Through contacts at the Institute of Municipal and Regional Policy, I tracked down a few leads on Ernie Newton. Meanwhile, I try to scan websites for his whereabouts. He doesn’t have a website and there’s no contact information; this is odd. Most politicians in the 21St Century need to be hardlined to the net to make connections for donations,media access, and other social ventures. But there’s no phone numbers I can reach, no political office I can drive to. It’s as if Ernie Newton got out of prison, walked down to the middle of downtown Bridgeport, started shaking hands with the people, and decided this was how he was going to campaign his way back into to office.
If that was his decision, to campaign on the streets instead of through TVs and websites, it was working. Newton won the Bridgeport Democratic nomination over Ed Gomes. This is the same Ed Gomes who took over Newton’s seat when Newton was incarcerated in 2005.
For a moment it seemed possible that this ex-convict, a Connecticut-Marion Barry, could reclaim his seat, dust off his prior sins, and exemplify the meaning of “rehabilitation.”
Still, one last challenger stood in the way of Newton. His name was Andres Ayala Jr. Running on the Republican ticket, Ayala, like Newton, was a minority, which matters in a town like Bridgeport where 30 percent of the population is African American and 31.9 percent are Hispanic. Where Newton would favorably take more African American votes, Ayala Jr. would likely garner more Hispanic votes because of his Latino heritage and involvement in the Latino community. In Bridgeport, he was the Founder and Co-Chairman Hispanic Heritage Foundation, and his work in the Latino community went as high as the National Association of Latino Elected Officials (NALEO) and the National Puerto Rican Coalition (NPRC). The race could have been very close, and would have been very close, until Gomes announced his decision to run on the “Working Families” ticket.
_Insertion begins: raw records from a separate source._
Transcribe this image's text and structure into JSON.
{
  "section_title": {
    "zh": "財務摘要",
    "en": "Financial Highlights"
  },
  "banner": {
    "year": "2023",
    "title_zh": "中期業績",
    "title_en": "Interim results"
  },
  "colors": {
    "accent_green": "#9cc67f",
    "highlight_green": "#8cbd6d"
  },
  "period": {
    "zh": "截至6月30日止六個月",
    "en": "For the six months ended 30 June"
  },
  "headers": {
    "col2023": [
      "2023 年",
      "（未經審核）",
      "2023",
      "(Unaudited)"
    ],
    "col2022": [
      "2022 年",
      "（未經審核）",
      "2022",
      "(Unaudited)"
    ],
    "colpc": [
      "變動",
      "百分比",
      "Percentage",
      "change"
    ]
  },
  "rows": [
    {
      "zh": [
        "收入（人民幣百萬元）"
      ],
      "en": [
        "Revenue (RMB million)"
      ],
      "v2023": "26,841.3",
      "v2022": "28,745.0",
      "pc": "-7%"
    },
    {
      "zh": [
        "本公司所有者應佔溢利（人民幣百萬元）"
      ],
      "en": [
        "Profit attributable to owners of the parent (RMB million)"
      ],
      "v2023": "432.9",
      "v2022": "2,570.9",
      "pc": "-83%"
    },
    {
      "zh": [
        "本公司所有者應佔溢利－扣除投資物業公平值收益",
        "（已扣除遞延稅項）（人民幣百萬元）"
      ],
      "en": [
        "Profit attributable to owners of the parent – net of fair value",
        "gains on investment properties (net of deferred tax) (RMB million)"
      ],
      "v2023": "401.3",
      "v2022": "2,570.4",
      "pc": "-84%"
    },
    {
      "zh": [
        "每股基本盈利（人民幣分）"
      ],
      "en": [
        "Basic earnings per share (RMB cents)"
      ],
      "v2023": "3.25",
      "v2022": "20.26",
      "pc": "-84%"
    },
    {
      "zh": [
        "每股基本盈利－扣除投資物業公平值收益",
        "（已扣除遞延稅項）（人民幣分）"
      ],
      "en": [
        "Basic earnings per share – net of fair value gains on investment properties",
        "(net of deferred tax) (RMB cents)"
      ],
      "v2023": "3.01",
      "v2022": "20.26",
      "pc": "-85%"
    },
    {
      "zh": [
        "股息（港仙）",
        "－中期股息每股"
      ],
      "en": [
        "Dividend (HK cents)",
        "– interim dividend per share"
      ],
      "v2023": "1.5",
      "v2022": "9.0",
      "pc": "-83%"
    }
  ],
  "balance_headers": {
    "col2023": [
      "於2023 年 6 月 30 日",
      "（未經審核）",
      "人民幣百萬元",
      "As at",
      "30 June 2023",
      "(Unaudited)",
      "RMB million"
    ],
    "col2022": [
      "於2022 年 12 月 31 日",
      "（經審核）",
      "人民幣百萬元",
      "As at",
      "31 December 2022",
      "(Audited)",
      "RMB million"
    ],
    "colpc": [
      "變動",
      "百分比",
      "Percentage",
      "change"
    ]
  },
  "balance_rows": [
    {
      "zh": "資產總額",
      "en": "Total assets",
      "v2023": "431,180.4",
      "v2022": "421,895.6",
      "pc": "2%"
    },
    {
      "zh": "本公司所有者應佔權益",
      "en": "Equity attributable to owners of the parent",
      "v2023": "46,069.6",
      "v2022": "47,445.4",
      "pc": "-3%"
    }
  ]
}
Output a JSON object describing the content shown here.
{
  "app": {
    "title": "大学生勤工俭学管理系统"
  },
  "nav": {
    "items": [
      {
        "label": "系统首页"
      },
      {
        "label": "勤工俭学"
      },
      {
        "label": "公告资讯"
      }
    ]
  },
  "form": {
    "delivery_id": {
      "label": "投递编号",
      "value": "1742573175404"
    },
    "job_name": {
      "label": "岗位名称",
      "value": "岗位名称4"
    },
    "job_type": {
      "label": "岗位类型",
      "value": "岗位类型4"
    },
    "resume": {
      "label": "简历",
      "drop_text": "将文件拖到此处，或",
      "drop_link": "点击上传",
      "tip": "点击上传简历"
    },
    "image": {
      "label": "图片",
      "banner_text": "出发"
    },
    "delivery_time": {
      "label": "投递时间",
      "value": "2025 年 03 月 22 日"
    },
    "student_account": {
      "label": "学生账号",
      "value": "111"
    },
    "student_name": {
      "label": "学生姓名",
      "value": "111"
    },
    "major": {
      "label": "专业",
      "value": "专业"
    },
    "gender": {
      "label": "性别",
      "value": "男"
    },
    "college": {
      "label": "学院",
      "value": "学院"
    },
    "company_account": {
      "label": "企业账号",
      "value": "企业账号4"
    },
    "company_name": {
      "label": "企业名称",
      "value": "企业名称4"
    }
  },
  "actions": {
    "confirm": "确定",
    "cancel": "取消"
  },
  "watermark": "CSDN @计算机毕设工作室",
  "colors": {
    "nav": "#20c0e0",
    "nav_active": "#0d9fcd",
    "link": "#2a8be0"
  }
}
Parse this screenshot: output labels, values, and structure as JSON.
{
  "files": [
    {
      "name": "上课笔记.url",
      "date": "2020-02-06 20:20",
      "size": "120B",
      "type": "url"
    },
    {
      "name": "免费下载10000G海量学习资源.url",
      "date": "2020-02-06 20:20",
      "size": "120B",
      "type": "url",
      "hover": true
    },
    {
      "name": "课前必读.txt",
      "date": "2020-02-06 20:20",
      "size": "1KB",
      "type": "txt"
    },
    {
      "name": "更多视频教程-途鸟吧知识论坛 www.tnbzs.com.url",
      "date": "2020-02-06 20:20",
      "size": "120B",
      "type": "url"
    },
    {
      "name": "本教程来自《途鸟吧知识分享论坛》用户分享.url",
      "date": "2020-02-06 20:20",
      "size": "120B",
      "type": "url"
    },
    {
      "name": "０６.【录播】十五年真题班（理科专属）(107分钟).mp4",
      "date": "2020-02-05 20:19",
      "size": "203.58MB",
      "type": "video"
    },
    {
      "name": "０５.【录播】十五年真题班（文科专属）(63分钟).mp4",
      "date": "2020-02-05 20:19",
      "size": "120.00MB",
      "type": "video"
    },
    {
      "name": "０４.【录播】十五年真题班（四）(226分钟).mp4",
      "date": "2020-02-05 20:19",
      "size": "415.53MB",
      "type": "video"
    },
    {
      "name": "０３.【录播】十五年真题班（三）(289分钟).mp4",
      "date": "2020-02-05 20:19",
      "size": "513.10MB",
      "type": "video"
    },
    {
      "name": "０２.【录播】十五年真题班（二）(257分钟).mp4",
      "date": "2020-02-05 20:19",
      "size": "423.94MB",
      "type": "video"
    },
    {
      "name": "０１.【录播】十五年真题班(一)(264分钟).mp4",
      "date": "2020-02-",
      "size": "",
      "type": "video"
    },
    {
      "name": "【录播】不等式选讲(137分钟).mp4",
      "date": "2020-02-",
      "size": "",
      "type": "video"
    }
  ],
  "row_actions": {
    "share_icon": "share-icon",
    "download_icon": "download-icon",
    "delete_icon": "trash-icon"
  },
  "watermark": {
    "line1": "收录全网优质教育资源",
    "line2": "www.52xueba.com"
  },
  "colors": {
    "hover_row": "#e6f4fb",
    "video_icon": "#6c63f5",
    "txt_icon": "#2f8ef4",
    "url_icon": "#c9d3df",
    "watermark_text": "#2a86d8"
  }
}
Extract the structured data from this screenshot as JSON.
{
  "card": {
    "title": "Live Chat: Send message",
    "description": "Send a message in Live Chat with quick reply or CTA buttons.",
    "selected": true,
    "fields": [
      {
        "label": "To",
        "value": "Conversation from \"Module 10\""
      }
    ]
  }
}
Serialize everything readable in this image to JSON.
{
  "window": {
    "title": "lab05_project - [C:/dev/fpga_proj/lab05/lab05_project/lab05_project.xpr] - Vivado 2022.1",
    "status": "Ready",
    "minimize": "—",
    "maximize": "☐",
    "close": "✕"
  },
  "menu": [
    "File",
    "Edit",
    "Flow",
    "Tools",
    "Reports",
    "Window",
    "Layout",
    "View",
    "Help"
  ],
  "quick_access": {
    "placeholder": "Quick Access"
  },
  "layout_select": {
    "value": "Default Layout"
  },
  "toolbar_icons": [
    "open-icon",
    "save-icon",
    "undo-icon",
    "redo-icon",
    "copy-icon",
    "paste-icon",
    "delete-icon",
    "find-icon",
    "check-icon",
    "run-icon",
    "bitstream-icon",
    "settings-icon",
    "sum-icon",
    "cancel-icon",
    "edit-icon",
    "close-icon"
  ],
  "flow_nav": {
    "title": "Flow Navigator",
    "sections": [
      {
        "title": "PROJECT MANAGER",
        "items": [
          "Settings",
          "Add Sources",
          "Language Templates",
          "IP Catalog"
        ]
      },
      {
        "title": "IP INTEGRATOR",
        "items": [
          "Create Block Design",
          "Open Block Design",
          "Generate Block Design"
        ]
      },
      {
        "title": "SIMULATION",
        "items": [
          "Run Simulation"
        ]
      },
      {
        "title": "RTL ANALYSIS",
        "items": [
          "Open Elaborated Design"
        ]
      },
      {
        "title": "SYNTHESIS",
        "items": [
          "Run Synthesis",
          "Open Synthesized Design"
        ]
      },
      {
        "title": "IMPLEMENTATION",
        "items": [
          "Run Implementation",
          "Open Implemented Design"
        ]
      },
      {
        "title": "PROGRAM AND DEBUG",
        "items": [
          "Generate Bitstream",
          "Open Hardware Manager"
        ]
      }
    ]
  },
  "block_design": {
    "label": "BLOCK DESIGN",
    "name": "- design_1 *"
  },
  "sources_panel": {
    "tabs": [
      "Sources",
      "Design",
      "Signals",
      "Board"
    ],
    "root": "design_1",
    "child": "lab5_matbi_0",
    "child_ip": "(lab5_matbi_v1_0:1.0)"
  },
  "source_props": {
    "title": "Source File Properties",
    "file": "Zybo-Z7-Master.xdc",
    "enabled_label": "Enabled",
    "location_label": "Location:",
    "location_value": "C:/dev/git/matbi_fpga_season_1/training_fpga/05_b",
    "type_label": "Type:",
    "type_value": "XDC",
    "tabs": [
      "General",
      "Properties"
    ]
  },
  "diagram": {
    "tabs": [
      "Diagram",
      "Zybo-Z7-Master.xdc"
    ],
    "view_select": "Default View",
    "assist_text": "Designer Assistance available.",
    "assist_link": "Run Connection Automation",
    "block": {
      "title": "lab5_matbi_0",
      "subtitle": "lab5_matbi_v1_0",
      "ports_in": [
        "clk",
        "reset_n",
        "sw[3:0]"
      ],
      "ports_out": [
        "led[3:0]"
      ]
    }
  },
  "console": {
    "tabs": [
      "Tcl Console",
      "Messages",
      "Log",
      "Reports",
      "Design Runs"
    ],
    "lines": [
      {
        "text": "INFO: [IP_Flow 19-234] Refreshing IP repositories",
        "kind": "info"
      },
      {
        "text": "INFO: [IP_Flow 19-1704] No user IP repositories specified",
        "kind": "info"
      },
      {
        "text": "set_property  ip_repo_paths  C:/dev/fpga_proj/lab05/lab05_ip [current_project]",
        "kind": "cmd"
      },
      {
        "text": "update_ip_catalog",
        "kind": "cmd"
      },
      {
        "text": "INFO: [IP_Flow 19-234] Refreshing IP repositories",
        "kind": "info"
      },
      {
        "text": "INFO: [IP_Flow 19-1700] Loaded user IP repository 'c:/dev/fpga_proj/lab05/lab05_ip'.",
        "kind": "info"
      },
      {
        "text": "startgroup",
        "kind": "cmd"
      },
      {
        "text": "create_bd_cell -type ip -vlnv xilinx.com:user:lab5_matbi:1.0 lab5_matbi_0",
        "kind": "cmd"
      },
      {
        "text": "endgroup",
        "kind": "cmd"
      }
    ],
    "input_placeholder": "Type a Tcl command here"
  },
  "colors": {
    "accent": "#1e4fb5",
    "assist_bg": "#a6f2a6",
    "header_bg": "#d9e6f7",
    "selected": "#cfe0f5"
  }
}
With the divided black vote between Gomes and Newton, as well as the increased popularity of Ayala and the skepticism of Newton after his 2006 incarceration, Ayala won the 23rd Senate Democratic Primary.
In the weeks that followed Ayala’s victory, I never found out what happened to Newton. One employee at the IMRP who had connections down in Bridgeport tried to get in contact with Newton for several weeks. By the time I finally pressured him into a meeting, the last thing he said was, “I got a hold of somebody who knows his sister who said she can maybe put you in contact with him.”
I would not get to speak to Newton.
As the 2012 election comes closer, it made me wonder who Ernie Newton would vote for in the Senate position. Both Linda McMahon and Chris Murphy have aired negative T.V. ads about how their opponent has made financially irresponsible decisions. They argue that neither is good for the future of the country’s economy. It made me wonder if Newton was at home, watching the ads and reflecting on his own decisions to financially fraud the system. Who would he vote for Connecticut Senator? Of course, it doesn’t matter because Ernie Newton, still under parole, will not get to vote this term.